It rained steadily on the night before we were to go to the most remote area scheduled for our services. I was sure that we would cancel. The rain and the mud would surely keep everyone away. No se preocupe. The people came. On foot, on burro, on horseback, on bicycle…the people came! I started seeing entire families- sometimes with a few of the neighbor’s children as well- each with a scrap of paper and more of Tracy’s little messages. Sister He Chun, RN was my assistant. She did wound care and packaged little plastic bags of the simple medicines we had brought with us: ibuprofen, vitamins, antacids, tylenol… At some point in the morning everyone was offered soft drinks and sweet rolls. I looked at the line in the reception area and never saw an end. Toward the later part of the morning the families came to us with various craft projects they had made with the other Sisters while they waited for the “health check”. No one complained about the long wait. The final tally for the morning was 86 patients. I was glad I didn’t know that ahead of time!
Tracy and I were also called upon as translators in various situations. We translated the homilies preached in Spanish by Fr. Herbert, a retired missionary from Austria. Then another Sister would translate from the English version into Korean. If you remember the children’s game “telephone” you can imagine that we wondered how things were understood after the last translation. The homilies were especially challenging when Fr. Herbert was delving into some deeper theological waters. I was always grateful to be able to ask Tracy, “Did you get that???” No se preocupe!
The retreat was our last day in Pedro Carbo. We adjusted the format as best we could with the limited resources at hand, in case all the parish youth came! As it turned out, we had about 15 teens and young adults and another 15 staff from the school and clinic. The young folk added a lot of energy and enthusiasm to the group and were wonderful participants. The retreat introduced them to the life and spirituality of St. Elizabeth Seton and it was fascinating to see what elements of her story resonated with them and what inspired them. She truly is a saint with universal appeal: a daughter, wife, mother, widow, convert to Catholicism, teacher, religious sister and founder of the Sisters of Charity. Once again we had nothing to worry about.
As I packed for home I had some time to reflect on the Divine Providence that had directed each moment of my experience in Ecuador.
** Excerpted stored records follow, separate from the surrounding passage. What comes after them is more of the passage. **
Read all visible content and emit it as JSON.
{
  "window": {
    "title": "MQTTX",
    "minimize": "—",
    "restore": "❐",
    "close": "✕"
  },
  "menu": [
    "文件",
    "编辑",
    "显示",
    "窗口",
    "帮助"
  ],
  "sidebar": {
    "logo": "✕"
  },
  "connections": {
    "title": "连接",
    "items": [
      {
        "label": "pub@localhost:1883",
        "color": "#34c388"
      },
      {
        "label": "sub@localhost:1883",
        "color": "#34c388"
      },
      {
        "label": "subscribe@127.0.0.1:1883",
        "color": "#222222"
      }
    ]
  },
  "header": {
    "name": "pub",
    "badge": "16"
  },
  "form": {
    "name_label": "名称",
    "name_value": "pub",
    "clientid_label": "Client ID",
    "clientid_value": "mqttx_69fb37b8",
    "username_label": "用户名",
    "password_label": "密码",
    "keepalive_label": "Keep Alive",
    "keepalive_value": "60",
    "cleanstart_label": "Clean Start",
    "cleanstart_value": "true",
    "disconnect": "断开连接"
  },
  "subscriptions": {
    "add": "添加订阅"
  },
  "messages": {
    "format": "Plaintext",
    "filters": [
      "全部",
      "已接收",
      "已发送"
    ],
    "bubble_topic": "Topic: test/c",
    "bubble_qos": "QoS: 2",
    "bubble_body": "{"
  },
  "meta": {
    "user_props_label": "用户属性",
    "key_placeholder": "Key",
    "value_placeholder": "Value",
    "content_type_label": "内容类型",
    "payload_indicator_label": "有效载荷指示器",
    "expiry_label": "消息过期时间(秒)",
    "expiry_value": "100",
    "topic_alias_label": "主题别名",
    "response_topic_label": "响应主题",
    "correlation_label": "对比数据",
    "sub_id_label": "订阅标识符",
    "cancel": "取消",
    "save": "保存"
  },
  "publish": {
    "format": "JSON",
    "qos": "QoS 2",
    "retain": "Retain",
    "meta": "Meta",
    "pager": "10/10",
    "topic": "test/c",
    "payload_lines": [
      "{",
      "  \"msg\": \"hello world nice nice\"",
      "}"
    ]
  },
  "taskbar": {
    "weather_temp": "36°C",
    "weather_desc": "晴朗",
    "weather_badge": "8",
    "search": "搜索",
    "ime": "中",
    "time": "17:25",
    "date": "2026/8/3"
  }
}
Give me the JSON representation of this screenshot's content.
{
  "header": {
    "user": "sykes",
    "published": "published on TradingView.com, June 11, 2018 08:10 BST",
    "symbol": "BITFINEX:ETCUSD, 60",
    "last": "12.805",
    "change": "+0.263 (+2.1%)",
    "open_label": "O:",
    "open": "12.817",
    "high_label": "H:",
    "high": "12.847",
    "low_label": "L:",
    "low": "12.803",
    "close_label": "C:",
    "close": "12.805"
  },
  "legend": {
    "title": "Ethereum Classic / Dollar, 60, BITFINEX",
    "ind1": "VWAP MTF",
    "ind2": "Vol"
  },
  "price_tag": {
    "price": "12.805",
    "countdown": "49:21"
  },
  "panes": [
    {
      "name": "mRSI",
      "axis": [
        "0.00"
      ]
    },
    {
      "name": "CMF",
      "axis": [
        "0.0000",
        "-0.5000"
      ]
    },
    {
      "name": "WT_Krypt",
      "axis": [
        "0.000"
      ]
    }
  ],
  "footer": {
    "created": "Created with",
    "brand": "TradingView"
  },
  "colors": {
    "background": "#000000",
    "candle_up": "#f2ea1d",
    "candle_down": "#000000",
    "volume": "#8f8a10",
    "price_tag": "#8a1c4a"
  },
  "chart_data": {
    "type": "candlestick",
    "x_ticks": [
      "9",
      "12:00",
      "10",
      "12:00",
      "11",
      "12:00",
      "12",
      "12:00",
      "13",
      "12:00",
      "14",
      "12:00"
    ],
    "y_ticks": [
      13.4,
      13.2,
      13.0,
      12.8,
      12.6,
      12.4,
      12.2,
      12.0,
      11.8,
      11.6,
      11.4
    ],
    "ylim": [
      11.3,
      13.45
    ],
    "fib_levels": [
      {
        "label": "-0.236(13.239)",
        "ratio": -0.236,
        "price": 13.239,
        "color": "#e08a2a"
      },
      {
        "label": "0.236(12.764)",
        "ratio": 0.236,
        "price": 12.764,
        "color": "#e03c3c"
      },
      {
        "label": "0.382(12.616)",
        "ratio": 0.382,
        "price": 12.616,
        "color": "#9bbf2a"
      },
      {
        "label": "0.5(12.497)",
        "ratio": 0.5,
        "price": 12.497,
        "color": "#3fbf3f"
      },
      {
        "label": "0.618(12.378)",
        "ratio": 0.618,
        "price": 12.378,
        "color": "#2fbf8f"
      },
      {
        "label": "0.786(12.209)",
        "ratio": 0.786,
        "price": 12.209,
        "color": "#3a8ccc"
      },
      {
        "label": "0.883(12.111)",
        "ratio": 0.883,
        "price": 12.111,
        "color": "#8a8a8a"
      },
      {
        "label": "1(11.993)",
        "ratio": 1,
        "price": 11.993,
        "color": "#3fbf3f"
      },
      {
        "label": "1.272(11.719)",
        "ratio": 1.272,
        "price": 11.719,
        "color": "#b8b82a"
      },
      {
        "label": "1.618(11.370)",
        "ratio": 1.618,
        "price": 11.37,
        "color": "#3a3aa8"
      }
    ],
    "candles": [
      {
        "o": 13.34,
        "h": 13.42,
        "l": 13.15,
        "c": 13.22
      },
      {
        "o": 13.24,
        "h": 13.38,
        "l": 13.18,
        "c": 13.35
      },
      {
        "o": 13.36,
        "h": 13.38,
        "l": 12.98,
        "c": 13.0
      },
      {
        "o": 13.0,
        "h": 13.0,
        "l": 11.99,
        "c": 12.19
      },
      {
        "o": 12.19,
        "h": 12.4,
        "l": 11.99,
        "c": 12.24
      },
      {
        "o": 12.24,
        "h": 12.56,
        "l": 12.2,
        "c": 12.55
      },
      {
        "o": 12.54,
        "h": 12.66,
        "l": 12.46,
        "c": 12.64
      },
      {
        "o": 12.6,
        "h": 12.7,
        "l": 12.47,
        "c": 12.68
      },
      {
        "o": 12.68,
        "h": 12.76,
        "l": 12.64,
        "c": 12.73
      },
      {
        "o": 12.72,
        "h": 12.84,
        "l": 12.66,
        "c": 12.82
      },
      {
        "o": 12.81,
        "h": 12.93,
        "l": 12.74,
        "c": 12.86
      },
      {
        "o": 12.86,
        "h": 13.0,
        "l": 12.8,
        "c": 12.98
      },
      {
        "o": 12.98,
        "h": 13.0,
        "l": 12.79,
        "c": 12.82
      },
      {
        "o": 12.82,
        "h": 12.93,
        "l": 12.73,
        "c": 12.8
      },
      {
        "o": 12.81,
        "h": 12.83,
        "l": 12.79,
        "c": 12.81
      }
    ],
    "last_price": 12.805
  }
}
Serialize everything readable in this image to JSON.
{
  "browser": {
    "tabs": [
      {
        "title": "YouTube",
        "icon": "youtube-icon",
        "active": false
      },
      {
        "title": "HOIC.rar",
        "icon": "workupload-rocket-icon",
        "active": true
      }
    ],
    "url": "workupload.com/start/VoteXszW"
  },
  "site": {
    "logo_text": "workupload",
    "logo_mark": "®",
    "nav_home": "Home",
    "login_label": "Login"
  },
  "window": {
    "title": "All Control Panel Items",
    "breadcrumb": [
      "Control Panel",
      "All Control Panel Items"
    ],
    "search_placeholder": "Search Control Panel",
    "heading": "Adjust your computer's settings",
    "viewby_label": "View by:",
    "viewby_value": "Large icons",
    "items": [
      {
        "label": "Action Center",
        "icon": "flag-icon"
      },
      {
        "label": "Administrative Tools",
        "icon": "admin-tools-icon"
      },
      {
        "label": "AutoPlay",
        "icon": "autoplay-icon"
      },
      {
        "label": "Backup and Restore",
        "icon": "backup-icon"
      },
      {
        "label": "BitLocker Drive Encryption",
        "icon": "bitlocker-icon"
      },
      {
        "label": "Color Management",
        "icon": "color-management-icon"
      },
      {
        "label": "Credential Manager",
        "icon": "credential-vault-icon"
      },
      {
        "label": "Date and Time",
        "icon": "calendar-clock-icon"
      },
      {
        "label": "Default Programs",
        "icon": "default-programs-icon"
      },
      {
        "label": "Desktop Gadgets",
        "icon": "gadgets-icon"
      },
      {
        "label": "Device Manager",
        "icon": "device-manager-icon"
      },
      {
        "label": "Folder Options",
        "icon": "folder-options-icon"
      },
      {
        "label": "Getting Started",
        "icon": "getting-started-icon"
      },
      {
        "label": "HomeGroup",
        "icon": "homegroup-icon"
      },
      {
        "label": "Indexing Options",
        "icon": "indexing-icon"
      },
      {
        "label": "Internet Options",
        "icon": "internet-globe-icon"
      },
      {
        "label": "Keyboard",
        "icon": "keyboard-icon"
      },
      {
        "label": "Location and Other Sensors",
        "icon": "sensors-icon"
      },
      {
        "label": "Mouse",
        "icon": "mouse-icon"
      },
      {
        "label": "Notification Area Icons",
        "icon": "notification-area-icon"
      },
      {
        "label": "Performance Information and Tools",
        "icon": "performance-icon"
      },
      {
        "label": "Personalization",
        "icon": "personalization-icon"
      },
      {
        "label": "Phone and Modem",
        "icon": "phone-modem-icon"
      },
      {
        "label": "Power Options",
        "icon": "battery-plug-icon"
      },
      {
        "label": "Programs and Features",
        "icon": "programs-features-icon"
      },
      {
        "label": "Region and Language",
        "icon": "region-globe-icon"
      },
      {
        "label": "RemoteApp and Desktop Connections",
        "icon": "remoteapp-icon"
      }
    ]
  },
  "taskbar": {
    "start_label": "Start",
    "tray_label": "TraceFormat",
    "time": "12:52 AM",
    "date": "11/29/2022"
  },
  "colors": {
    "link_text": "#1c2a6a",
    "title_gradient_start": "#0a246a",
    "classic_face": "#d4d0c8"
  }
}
I remembered each person who welcomed me with gracious hospitality, offered a meal or a cold drink, peeled an orange for me to sip the juice, gave me a hand into or out of the van. I gave thanks for the Sisters of Charity of Seton Hill who invited me to share in their Ecuador immersion and for the charism of Elizabeth Seton that we share.
I know that I will be “unpacking” this experience for a long time. As I uncover more layers of meaning I promise to share them here with you. No se preocupe.